**PROBLEM DESCRIPTION:**
Print every record below exactly, minus the pictures.

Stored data
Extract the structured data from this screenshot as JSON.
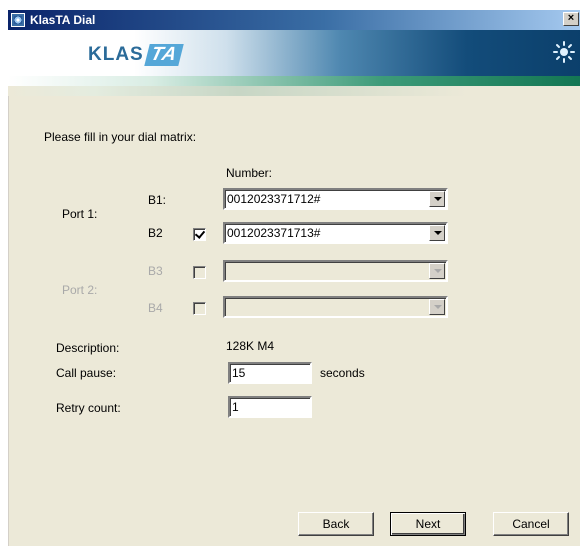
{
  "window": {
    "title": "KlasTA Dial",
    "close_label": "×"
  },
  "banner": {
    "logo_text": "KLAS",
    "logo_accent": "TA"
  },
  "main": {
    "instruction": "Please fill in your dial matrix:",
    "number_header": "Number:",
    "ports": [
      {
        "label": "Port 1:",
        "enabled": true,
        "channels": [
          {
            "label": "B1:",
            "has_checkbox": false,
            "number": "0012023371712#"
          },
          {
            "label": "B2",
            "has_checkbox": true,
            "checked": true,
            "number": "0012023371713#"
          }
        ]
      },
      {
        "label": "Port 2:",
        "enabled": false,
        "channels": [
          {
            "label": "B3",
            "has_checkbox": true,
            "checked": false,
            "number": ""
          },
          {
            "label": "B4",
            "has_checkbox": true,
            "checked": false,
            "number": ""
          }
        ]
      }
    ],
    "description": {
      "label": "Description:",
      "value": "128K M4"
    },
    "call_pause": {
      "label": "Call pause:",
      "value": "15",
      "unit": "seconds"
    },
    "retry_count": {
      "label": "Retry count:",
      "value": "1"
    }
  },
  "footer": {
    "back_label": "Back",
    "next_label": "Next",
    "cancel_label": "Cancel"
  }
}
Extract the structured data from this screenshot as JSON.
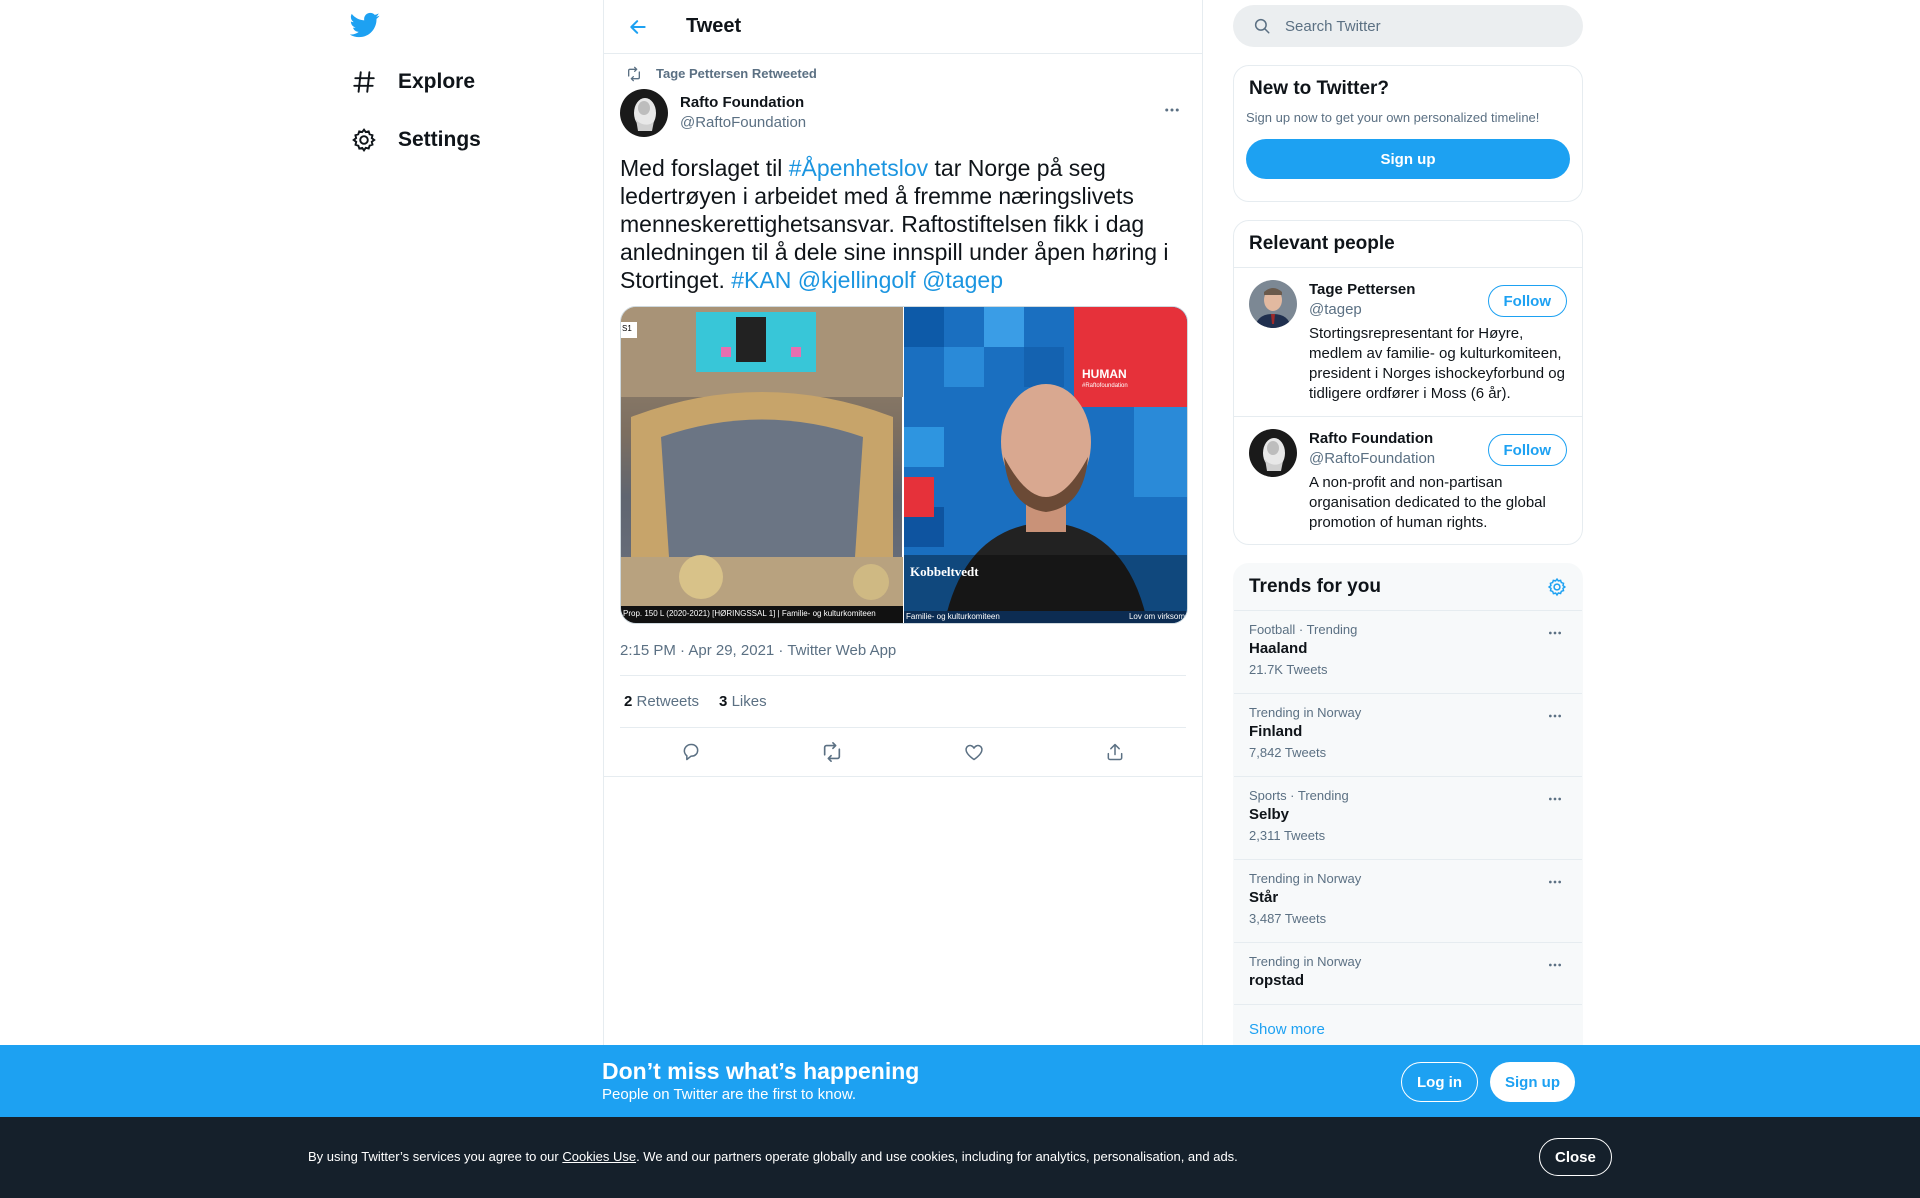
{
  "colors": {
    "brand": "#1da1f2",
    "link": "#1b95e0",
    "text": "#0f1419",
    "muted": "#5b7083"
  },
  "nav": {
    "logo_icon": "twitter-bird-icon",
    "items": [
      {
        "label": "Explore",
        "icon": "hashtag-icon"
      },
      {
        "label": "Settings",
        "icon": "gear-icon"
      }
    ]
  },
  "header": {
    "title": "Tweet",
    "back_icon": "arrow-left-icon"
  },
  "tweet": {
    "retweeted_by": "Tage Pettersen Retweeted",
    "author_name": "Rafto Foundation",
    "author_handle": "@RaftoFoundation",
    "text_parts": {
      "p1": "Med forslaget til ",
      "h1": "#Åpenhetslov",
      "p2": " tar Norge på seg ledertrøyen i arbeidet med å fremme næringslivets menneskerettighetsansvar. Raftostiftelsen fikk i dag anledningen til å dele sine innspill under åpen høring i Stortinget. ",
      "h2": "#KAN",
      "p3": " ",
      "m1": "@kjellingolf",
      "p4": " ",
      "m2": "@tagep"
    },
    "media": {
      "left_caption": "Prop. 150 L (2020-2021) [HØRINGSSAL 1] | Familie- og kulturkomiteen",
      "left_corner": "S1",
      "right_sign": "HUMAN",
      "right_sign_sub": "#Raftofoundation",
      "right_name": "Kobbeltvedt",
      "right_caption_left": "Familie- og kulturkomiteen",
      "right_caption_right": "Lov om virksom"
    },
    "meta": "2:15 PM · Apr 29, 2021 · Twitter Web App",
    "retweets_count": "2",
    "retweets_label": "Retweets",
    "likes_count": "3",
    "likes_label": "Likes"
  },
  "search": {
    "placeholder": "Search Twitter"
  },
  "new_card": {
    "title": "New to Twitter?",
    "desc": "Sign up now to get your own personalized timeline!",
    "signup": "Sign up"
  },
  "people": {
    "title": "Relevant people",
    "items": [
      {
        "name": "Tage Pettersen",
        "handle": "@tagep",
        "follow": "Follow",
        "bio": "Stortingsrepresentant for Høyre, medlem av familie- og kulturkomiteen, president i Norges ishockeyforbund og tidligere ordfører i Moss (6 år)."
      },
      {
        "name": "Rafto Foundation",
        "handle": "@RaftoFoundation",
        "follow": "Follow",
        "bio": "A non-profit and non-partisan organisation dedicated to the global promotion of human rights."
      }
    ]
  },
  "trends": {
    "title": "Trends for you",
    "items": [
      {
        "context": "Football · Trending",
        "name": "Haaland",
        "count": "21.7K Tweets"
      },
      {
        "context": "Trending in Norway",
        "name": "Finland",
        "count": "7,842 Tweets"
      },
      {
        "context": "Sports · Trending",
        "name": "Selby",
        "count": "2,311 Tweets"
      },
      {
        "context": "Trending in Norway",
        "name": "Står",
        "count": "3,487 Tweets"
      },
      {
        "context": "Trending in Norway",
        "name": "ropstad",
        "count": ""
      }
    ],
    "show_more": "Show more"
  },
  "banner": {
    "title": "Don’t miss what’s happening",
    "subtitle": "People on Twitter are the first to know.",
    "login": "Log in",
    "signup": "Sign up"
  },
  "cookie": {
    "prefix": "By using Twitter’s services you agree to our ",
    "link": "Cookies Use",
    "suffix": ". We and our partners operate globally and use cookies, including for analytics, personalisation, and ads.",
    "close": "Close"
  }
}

**EXERCISE RESPONSE:**
Extract the structured data from this screenshot as JSON.
{
  "window": {
    "title": "KlasTA Dial",
    "close_label": "×"
  },
  "banner": {
    "logo_text": "KLAS",
    "logo_accent": "TA"
  },
  "main": {
    "instruction": "Please fill in your dial matrix:",
    "number_header": "Number:",
    "ports": [
      {
        "label": "Port 1:",
        "enabled": true,
        "channels": [
          {
            "label": "B1:",
            "has_checkbox": false,
            "number": "0012023371712#"
          },
          {
            "label": "B2",
            "has_checkbox": true,
            "checked": true,
            "number": "0012023371713#"
          }
        ]
      },
      {
        "label": "Port 2:",
        "enabled": false,
        "channels": [
          {
            "label": "B3",
            "has_checkbox": true,
            "checked": false,
            "number": ""
          },
          {
            "label": "B4",
            "has_checkbox": true,
            "checked": false,
            "number": ""
          }
        ]
      }
    ],
    "description": {
      "label": "Description:",
      "value": "128K M4"
    },
    "call_pause": {
      "label": "Call pause:",
      "value": "15",
      "unit": "seconds"
    },
    "retry_count": {
      "label": "Retry count:",
      "value": "1"
    }
  },
  "footer": {
    "back_label": "Back",
    "next_label": "Next",
    "cancel_label": "Cancel"
  }
}
Extract the structured data from this screenshot as JSON.
{
  "colors": {
    "brand": "#1da1f2",
    "link": "#1b95e0",
    "text": "#0f1419",
    "muted": "#5b7083"
  },
  "nav": {
    "logo_icon": "twitter-bird-icon",
    "items": [
      {
        "label": "Explore",
        "icon": "hashtag-icon"
      },
      {
        "label": "Settings",
        "icon": "gear-icon"
      }
    ]
  },
  "header": {
    "title": "Tweet",
    "back_icon": "arrow-left-icon"
  },
  "tweet": {
    "retweeted_by": "Tage Pettersen Retweeted",
    "author_name": "Rafto Foundation",
    "author_handle": "@RaftoFoundation",
    "text_parts": {
      "p1": "Med forslaget til ",
      "h1": "#Åpenhetslov",
      "p2": " tar Norge på seg ledertrøyen i arbeidet med å fremme næringslivets menneskerettighetsansvar. Raftostiftelsen fikk i dag anledningen til å dele sine innspill under åpen høring i Stortinget. ",
      "h2": "#KAN",
      "p3": " ",
      "m1": "@kjellingolf",
      "p4": " ",
      "m2": "@tagep"
    },
    "media": {
      "left_caption": "Prop. 150 L (2020-2021) [HØRINGSSAL 1] | Familie- og kulturkomiteen",
      "left_corner": "S1",
      "right_sign": "HUMAN",
      "right_sign_sub": "#Raftofoundation",
      "right_name": "Kobbeltvedt",
      "right_caption_left": "Familie- og kulturkomiteen",
      "right_caption_right": "Lov om virksom"
    },
    "meta": "2:15 PM · Apr 29, 2021 · Twitter Web App",
    "retweets_count": "2",
    "retweets_label": "Retweets",
    "likes_count": "3",
    "likes_label": "Likes"
  },
  "search": {
    "placeholder": "Search Twitter"
  },
  "new_card": {
    "title": "New to Twitter?",
    "desc": "Sign up now to get your own personalized timeline!",
    "signup": "Sign up"
  },
  "people": {
    "title": "Relevant people",
    "items": [
      {
        "name": "Tage Pettersen",
        "handle": "@tagep",
        "follow": "Follow",
        "bio": "Stortingsrepresentant for Høyre, medlem av familie- og kulturkomiteen, president i Norges ishockeyforbund og tidligere ordfører i Moss (6 år)."
      },
      {
        "name": "Rafto Foundation",
        "handle": "@RaftoFoundation",
        "follow": "Follow",
        "bio": "A non-profit and non-partisan organisation dedicated to the global promotion of human rights."
      }
    ]
  },
  "trends": {
    "title": "Trends for you",
    "items": [
      {
        "context": "Football · Trending",
        "name": "Haaland",
        "count": "21.7K Tweets"
      },
      {
        "context": "Trending in Norway",
        "name": "Finland",
        "count": "7,842 Tweets"
      },
      {
        "context": "Sports · Trending",
        "name": "Selby",
        "count": "2,311 Tweets"
      },
      {
        "context": "Trending in Norway",
        "name": "Står",
        "count": "3,487 Tweets"
      },
      {
        "context": "Trending in Norway",
        "name": "ropstad",
        "count": ""
      }
    ],
    "show_more": "Show more"
  },
  "banner": {
    "title": "Don’t miss what’s happening",
    "subtitle": "People on Twitter are the first to know.",
    "login": "Log in",
    "signup": "Sign up"
  },
  "cookie": {
    "prefix": "By using Twitter’s services you agree to our ",
    "link": "Cookies Use",
    "suffix": ". We and our partners operate globally and use cookies, including for analytics, personalisation, and ads.",
    "close": "Close"
  }
}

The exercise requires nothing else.